The trouble with holding fat cattle in feedlots, aside from the obvious cash flow issues, is the increased risk to animal health.

Reduced processing rates at packing plants are forcing feedlot operators to retain fat cattle until there’s available capacity. Changing diets from finishing to maintenance rations and the simple fact of holding cattle longer can create health issues that operators need to manage.

“Anytime we have those diet changes happening, there’s the possibility for metabolic disruptions or metabolic diseases, whether its bloat or overload,” said Dr. Calvin Booker, a veterinarian and managing partner with Feedlot Health Management Services.

“That’s one that everybody will need to watch out for, especially as we’re switching diets back and forth.”

Foot problems can also increase as cattle are kept longer on grain diets, he added. Laminitis incidents can increase not just because of diet but also because of pen conditions.

“If you think about that, normally as cattle are sold and marketed that gives the feedlot an opportunity to potentially clean the pen and also to potentially do what we call pen maintenance,” said Booker.

If the pens remain full, it’s not as convenient to clean them, adding to the risk of foot problems and injury. As well, if the animals need to be handled for vaccination, for example, their increased size can be an issue.

Though most feedlot operations post-BSE incorporated larger handling facilities, animal size must be considered.

“If you’re used to running 1,000 pound animals and now you’re running 1,400 lb. animals through the chute, that takes a bigger facility and it takes a little bit different approach,” Booker said.

In times past, feedlots tended to carry lower inventories in summer after a busy shipping season in spring to accommodate higher beef demand. More recently they’ve evolved to remain full year-round. Inability to market cattle this spring, at high season, has created a serious backlog problem.

Feedlot operators that do usually reduce numbers in summer have to consider water requirements if they’re now having to retain animals.
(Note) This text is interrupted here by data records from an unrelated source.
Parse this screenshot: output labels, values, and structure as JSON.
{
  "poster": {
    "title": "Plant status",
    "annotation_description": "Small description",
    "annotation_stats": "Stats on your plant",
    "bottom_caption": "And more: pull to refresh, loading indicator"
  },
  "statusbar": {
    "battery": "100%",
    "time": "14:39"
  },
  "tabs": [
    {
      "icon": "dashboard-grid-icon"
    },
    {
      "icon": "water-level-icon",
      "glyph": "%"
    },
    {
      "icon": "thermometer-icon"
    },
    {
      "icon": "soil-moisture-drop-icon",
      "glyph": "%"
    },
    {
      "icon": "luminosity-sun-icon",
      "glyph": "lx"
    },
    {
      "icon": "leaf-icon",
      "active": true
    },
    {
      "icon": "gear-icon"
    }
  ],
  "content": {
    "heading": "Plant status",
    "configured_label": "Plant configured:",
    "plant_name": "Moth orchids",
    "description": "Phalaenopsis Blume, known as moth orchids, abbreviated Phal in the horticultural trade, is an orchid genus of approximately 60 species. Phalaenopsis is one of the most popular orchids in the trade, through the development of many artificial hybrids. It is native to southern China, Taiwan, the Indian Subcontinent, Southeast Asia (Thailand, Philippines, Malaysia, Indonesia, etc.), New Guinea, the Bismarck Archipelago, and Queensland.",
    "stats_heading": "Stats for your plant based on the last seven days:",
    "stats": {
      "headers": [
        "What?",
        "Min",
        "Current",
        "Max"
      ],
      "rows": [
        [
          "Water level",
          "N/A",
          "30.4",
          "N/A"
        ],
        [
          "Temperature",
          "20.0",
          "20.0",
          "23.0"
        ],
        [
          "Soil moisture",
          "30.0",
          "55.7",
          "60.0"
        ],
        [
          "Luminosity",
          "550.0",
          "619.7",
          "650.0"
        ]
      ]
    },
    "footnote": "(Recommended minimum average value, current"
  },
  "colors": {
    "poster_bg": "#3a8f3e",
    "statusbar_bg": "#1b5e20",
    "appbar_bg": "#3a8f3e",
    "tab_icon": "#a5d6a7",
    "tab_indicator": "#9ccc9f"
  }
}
“You’ve got much bigger animals and their water requirements are much higher because they’re bigger and because it’s hotter,” said Booker. “You may not have planned for that water capacity.”

About the author


Stories from our other publications